What you should do:
From the entries underneath, give the number of lines holding the word "duration", without any other words.

Records supplied:
=====

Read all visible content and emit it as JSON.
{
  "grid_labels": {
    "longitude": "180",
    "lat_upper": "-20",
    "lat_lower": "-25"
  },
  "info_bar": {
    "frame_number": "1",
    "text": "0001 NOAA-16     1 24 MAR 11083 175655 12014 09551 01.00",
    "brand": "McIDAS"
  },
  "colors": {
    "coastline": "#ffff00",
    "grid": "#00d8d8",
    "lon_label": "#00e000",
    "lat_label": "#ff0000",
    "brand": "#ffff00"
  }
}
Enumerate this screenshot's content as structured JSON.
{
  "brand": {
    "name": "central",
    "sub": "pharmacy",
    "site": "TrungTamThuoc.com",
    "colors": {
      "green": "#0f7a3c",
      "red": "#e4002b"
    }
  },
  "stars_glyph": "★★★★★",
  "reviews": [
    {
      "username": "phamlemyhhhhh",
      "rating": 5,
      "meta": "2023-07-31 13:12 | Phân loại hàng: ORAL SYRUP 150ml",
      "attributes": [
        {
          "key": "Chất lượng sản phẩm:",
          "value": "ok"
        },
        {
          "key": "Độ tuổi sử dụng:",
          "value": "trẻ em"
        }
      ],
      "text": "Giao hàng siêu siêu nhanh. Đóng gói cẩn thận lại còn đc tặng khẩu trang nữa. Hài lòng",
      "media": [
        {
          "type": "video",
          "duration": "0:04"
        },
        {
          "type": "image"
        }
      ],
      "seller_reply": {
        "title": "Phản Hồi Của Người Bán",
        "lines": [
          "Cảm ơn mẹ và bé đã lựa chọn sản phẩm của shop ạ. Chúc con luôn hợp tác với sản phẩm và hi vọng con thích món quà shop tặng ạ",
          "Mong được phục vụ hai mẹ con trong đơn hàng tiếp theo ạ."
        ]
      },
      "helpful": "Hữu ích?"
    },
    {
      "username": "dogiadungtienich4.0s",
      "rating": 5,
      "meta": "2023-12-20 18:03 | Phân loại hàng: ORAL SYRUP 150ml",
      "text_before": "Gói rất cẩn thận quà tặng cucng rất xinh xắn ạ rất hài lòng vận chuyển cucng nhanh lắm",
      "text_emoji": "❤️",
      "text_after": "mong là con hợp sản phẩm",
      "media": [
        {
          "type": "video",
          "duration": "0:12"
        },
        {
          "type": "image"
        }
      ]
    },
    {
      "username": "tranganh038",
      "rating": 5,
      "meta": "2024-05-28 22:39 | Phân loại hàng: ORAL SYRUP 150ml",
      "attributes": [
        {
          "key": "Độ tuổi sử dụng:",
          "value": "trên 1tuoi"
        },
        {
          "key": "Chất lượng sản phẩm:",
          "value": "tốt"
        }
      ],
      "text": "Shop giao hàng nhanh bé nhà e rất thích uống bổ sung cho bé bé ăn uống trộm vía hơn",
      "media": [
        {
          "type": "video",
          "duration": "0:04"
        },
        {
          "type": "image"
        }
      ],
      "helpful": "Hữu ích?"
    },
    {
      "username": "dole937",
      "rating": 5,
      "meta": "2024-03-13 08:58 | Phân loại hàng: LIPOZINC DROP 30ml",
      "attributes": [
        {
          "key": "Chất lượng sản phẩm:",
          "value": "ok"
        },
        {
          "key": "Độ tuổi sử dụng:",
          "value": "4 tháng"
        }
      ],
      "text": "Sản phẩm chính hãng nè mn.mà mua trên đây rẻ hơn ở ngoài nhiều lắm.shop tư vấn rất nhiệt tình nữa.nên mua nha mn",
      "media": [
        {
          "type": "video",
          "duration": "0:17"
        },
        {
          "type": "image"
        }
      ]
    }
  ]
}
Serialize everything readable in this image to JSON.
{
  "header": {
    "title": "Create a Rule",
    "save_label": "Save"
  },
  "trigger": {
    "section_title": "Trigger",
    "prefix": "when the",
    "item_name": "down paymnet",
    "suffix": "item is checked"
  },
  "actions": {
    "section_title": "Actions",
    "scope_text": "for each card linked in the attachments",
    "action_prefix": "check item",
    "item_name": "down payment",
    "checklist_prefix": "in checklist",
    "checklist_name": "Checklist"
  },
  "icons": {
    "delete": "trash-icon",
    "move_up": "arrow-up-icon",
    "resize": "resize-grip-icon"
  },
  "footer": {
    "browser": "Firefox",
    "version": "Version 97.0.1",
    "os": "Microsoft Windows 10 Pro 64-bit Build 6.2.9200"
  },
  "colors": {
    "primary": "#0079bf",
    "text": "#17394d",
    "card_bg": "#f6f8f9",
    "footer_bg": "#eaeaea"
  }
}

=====

Result for this task:
4